Pop quiz: If you’re a Chicago ninth grader, what are the chances you’ll have earned a four-year college degree ten years from now? This research brief from the University of Chicago Consortium on Chicago School Research (CCSR), claims it’s just 14 percent. Sounds grim until you do a little math: At present, the national high school graduation rate is 81 percent; four-year college enrollment is 38 percent, while the six-year graduation rate among those enrollees is 59 percent. Multiply those figures together and you get an 18 percent national “degree attainment index” (a figure that sounds curiously low given that one-third of Americans ages 25 to 29 have at least a bachelor’s degree, according to the National Center for Education Statistics). Regardless of how you keep score, Chicago has improved markedly since CCSR first published its index in 2006. High school graduation rates have jumped from 53 percent to 73 percent, and a higher percentage of grads are enrolling in four-year colleges (college completion rates have not changed significantly). Meanwhile there has been a slight increase in the grade point average and ACT scores of CPS students, even though more than 5,000 additional students took the exam compared to eight years ago—implying that the improved high school graduation rate cannot be attributed to reduced rigor or a lower bar. Still, with 75 percent of CPS high school students reporting they want to obtain a four-year degree, while only one in six are projected to reach that goal, there’s a yawning...

In a must-read piece in Education Week, James R. Delisle takes aim at one of the biggest trends in education: differentiated instruction. The method is meant to reach students learning at drastically different levels, but Delisle charges that it complicates the work of teachers by forcing them to prepare separate materials and is almost impossible to put into practice. Fordham President Emeritus Chester Finn once asked if differentiated instruction was a hollow promise. Delisle and the Gadfly give a resounding yes.
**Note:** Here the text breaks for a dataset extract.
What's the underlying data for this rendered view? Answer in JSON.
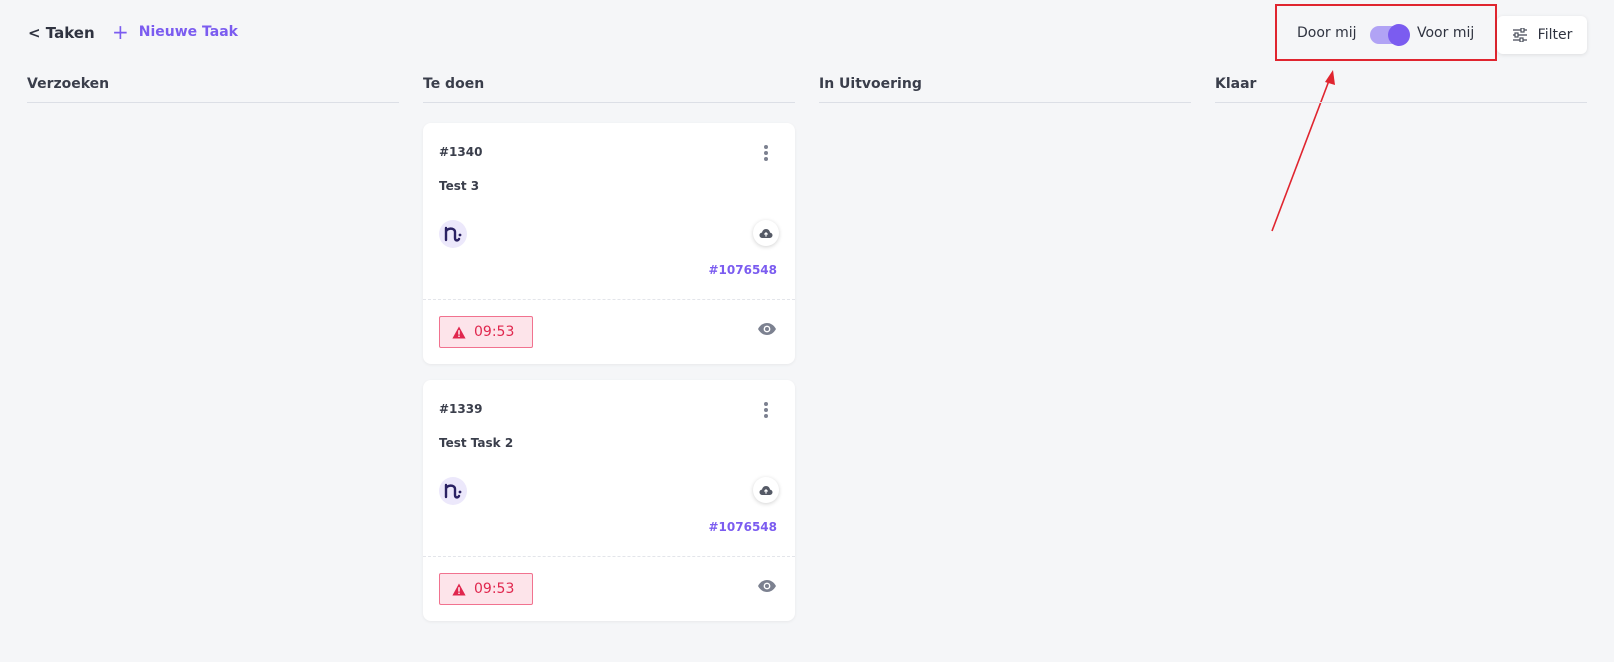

You know it’s January when Rick Hess reveals his annual RHSU Edu-Scholar Rankings, a rock-’em, sock-’em power poll of the biggest, baddest wonks in academia. Check out the post to discover the biggest risers and hottest newcomers, along with the perennial champions making up the top ten. (And note the presence of peeps who were EEPS.) Of course, any list of influential education voices that doesn’t include a certain winged, anthropomorphized insect is notably incomplete.

In a dramatic victory for both restive pupils and the Apple Store, New York Mayor Bill de Blasio has lifted the citywide prohibition on cell phones in public schools. The oft-defied ban was increasingly seen as unenforceable, with critics arguing that it prevented parents from keeping in touch with their kids and some teachers fretting that mobile devices were already being used...